I was struck most by the humanity of the exhibit. It’s easy to lose track of the stories behind those who choose to follow us, and those we decide is worth our time to follow. Can you imagine spending fives years on a journey of documentation? Can you imagine how powerful that would really be? How it would strengthen your network?

Given all of our worries about how digital spaces are dipping towards chaos and negativity, the act of sharing our lives with a stranger, who becomes a friend, reminds us of why many of us went online in the first place: to find our Tribe and connect with others, and to expand our own notions of what it means to be a citizen of the world (or World).

Peace (in all spaces),
Kevin

 

Remember the Children (Digital Rights in a Digital Age)

What the Kids Say

Someone in the #DigCiz community shared out a research piece about the rights of children in the Digital Age, and I spent some time the other day looking through it. You can, too. The two researchers — Sonia Livingstone and Amanda Third — scoured through research on children to parse out what rights young people have, or don’t have, in the digital world.

As we talk about Digital Citizenship and Civics in the Digital Age, I find it important to remember the balance of adults and children, and how too often young people’s unique concerns and issues of agency get left out of the discussions.

Really, the focus should be all about the kids.

Ideal social media user (company perspective)

Yes, as an adult, I have my own personal concerns about digital platforms (See Doug Belshaw’s post: Friends Don’t Let Friends Use Facebook), and the commercialization of our data, and the privacy decisions made behind closed doors. As adults, we can navigate, react, resist, leave, stay, pause.

Kids have a tougher time, for all sorts of reasons related to developmental growth, social pressures and more.
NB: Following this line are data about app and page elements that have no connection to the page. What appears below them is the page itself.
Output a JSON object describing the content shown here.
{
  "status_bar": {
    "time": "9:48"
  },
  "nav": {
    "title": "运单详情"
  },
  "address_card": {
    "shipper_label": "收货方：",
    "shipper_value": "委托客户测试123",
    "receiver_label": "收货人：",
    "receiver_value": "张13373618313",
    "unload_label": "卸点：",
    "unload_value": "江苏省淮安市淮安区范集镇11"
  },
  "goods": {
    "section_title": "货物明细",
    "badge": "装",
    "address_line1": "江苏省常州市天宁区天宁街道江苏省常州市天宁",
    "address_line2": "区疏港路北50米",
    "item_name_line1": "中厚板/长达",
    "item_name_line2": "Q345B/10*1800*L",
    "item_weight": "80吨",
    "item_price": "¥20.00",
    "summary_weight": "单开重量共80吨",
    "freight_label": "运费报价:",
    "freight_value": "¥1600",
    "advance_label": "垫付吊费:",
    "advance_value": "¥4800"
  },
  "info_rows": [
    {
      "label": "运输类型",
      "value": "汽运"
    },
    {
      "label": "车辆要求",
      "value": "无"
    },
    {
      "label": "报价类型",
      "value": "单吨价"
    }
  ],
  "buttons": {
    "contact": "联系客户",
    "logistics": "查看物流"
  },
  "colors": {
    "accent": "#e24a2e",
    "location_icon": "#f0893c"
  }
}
I hope I am not being too authoritative here when I suggest, from my experience as a teacher of 11 and 12 year olds and father of three boys, that young people are:

  • less apt to understand the mechanics behind digital sites
  • less open to individual inquiry about what is happening to their data
  • or are more likely to shrug off the trade-off because they see things “in the moment” and not in the larger picture
  • less likely, particular as teenagers, to have an adult they can turn to for help and advice (parents are often the adult of last resort during the teen years)
  • more apt to follow the social herd into something new without fully understanding the trade-offs
  • more likely to have their unique concerns be ignored by adults when a technology is in the sphere of public debate (read danah boyd’s work for a better understanding of all of this)

Take a look …

This video pulls some of the ideas from the research article, and hopefully, it allows for several point of discussion, including:

  • What rights should young people have in the Digital Age?
  • How do we articulate their concerns?
  • How can we empower young people to be part of the conversation and support their unique status when technology companies and governments try to exploit them?
  • Where is the line between adult protectiveness and youthful exploration?

I don’t have the answers. But, as a teacher and a father, I am often thinking about it. I hope you are, too.

Peace (in the kids’ world),
Kevin

Visiting Artist: Learning About Life with Your Hands

Elton visits

“Remove the negative. Uncover and highlight the positive.” — Elton Braithwaite, speaking to my students about art and life.

We’re fortunate to have an acclaimed woodcarver — Elton Braithwaite — come to work our sixth graders (11 and 12 year olds) this coming week.

Elton has been a partner with our school for more than 15 years, and the collaborative projects created by sixth graders are everywhere in our school — from a table-game picnic table to a welcome sign to wood murals to a puppet theater. All show the artistic vision of Elton and about 70 students, and the coordination and dedication of our art teacher.

Elton visits

I appreciate the tactile learning experience that Elton provides, and also, his views on life and the spirit and creativity, and the desire many have to create new things out of the old.

This year’s project is a wood frame for an events calendar. I can’t wait to see how it comes out.

Peace (carved and polished),
Kevin